As privacy and security become front of mind, messaging apps like WhatsApp are going under the microscope. Even though many of us communicate thoughtfully with our friends and family, our information is important data. Imagine advertising and other targeted messaging so precise that it predicts what your needs are. It’s a creepy invasion of our privacy. The data could be used for those purposes.
In a more nefarious fashion, apps that lack security could make us a target for spoofing. Third parties misrepresenting themselves as us to members of our contact list could ruin relationships and lives. That’s why many people turned to WhatsApp, an encrypted end-to-end messaging system that Facebook purchased back in 2014 for a cool $19 Billion. It was just a matter of time till the social network made a move to monetize.
Recently, Facebook announced that it would make a change that would share your data throughout its app ecosystem. Facebook, Instagram, and WhatsApp make up that triumvirate. The backlash and confusion sent the social network backtracking on those plans. But it doesn’t mean that they won’t try to walk that back out again during less tense times. However, the damage has already been done as users mass migrated to a competitor, Signal. This exodus caused their servers to buckle due to demand.
So, what are the options for secure messaging? We go through some of the options, and pros and cons, in this video.
SMS and Apple iMessage
SMS is the most insecure messaging platform that mobile users interact with. If you are using SMS, then not only are you a potential target for spoofing, but the data can be surrendered to or stolen by third parties through your carrier. Depending on where you live in the world, that data could expire after days or never. Apple iMessage, on the other hand, goes through Apple’s servers. The service is potentially more secure, but the data is still in another third party’s hands. While the data is encrypted when messaging with other iMessage users, messages sent to other platforms are not.
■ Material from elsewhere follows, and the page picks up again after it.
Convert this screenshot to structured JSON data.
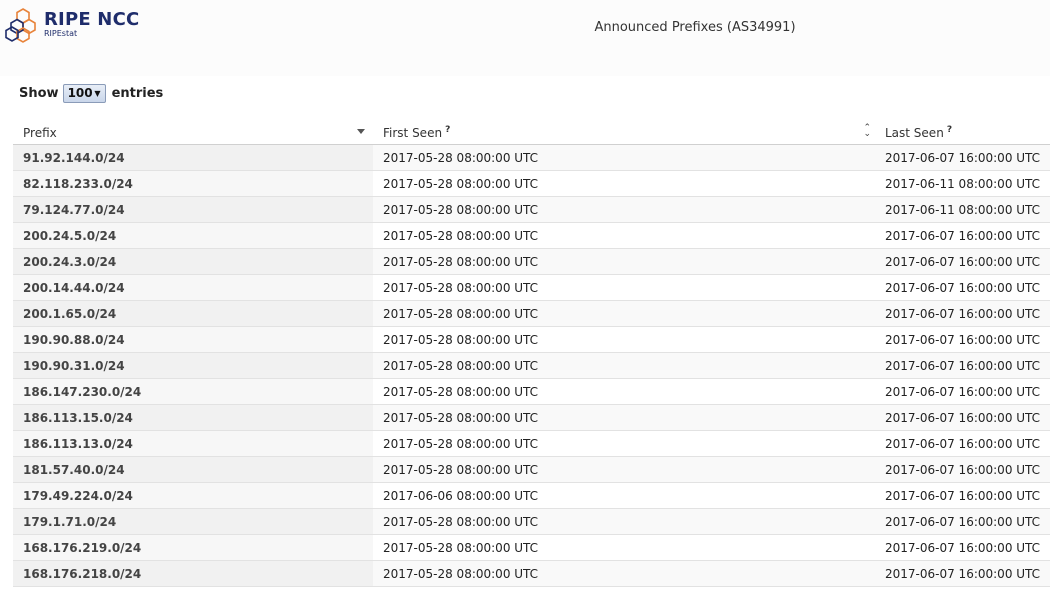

WhatsApp is still an encrypted messaging app. Messages sent within the app are still end-to-end encrypted. But the trust that users had for the app has been broken due to Facebook’s move to share app data with its other apps, leading the social network to walk that back, for now. It is still a much better choice than SMS.
Clubhouse is another app that has joined the secure and private messaging app squad. The app is currently only available as an invite-only BETA for Apple iOS users. Its big differentiation from other apps is that it is an audio-based chat platform. The conversations are like a free-flowing audio conversation, almost like a podcast, where people join in on topics that interest them. You can also set up private and locked rooms. For privacy and security, audio can’t be recorded or saved. Unfortunately, due to lack of moderation, the platform can be perceived as chaotic and can potentially be a place that abuse can happen.
Clubhouse is certainly an interesting approach, but the chaotic nature of audio-based chat, as evidenced by old technology like conference calls, could make it less useful as a pure messaging platform. It really is too early to tell and it could become wildly popular like sending out 120 character messages.
Signal is where everyone flocked to after Facebook decided to share your data across its platforms. The social network changed their minds at the last minute, but only due to severe backlash. The end-to-end encrypted messaging platform shares the least amount of data, except for the important things that identify you to the users you wish to message with. The ownership and development of the platform is also a factor in why it is so popular. For starters, it doesn’t belong to one tech giant as it is an independent non-profit. It can’t be acquired, and grants and donations from its users fund it.
Two caveats remain on the platform. For starters, if you are an Android user, you can access many useful customizations, including keyboards offered by third parties. Things like Grammarly and Swiftkey are great options. When used in conjunction with these end-to-end encrypted apps, the downside is that they transmit data back to their own servers. To secure your communication, make sure you change back to the stock keyboard. The second is insecure messaging using SMS. Signal has the option to send SMS messages, but it will tell you, as part of that message, that what you send is insecure.
What are you using to message your friends and family securely? Are you using any apps for your business or work? Join the conversation in the comments.